Indigo Renderer Manual
Indigo is a stand-alone application. Indigo renders one image at a time, reading the scene description from an xml file, and writing the resulting
image as a PNG file in the 'renders' directory.
Indigo can be used in conjunction with a 3d-modelling package such as 3dsMax by using one of the exporters being coded by various people.
The process in this case is
- model scene in the 3d modelling package.
- Use exporter script to export .3ds models and scene xml file to some directory.
- Start indigo, specifying the path to the scene file to render.
Alternatively, the scene file can be hand-edited.
Scene File Format
Scene file format
Specifying the scene to render
By default, the 'scenefilepath' setting in the file 'inifile.txt' defines the scene that will be loaded,
e.g. the line
means that the file 'scene.xml' will be loaded.
The scene path can also be passed as an argument to indigo, e.g. if you are starting indigo from the windows shell, you can
enter something like
As a consequence of the unbiased nature of Indigo, the render will gradually converge over time to the correct solution.

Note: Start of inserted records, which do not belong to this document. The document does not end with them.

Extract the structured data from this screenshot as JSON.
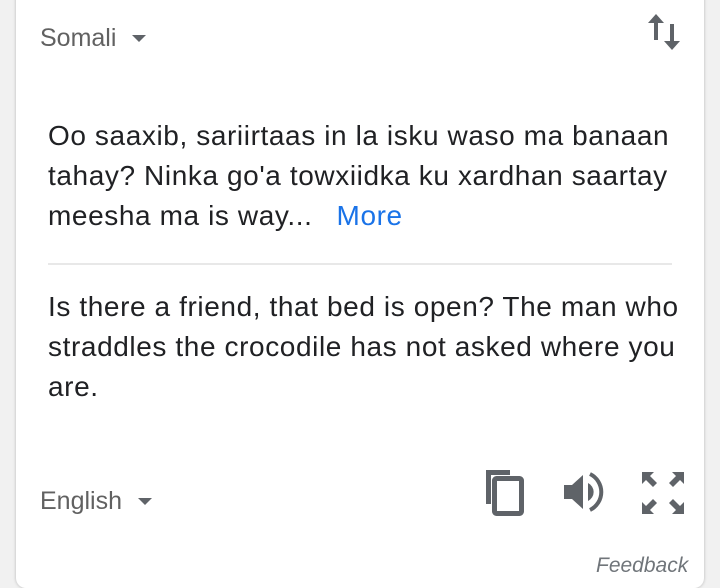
{
  "source": {
    "language": "Somali",
    "text": "Oo saaxib, sariirtaas in la isku waso ma banaan tahay? Ninka go'a towxiidka ku xardhan saartay meesha ma is way...",
    "more_label": "More"
  },
  "translation": {
    "language": "English",
    "text": "Is there a friend, that bed is open? The man who straddles the crocodile has not asked where you are."
  },
  "icons": {
    "swap": "swap-languages-icon",
    "copy": "copy-icon",
    "speak": "volume-icon",
    "expand": "fullscreen-icon"
  },
  "footer": {
    "feedback_label": "Feedback"
  }
}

The longer you leave the render, the less noise will remain in the image. Indigo can be left to render a given scene
for an arbitrary amount of time, and will never terminate by itself. Simply close Indigo when you are satisfied with the render
(or you don't want to wait any longer). NOTE: you might want to save a copy of the output render before you close Indigo,
in case you kill it half way through saving the image.
Indigo supports distributed rendering over a TCP/IP network. One Indigo process is started as a network master. Mutiple
Indigo processes (usually on other boxes) are then started as network slaves. The network slaves work on their own local
version of the render, and periodically upload their buffer to the network master, where they are combined into the
master render and saved to disk in the 'renders' directory as per usual.
The steps to run a network render are as follows:
Choose a scene to render, eg. somescene.xml.
Start the network master process like this:
indigo.exe somescene.xml -n m
The -n m switch tells the process to run as a network master
On another box, start a network slave process like this:
indigo.exe somescene.xml -n s -h lust:7777
The -n s switch runs indigo in network slave mode.
The -h lust:7777 switch tells the slave to connect to the network master running on the host 'lust' on port 7777 (the indigo port)
You should of course substitute the host name running the network master for 'lust'.
Synchronising the scene file
In the above network rendering example, the file 'somescene.xml' needs to be present on all boxes, so that all the slaves and
the master can load it. This can cause problems if the scene is changed on one box but not others. One way to ensure
that all Indigo processes are working on the same scene is to place the scene in a windows share. Then the master would
be started like this, and analogously for the slaves.
indigo.exe \\lust\sceneshare\somescene.xml -n m
Indigo was created by Nicholas Chapman. Contact: email@example.com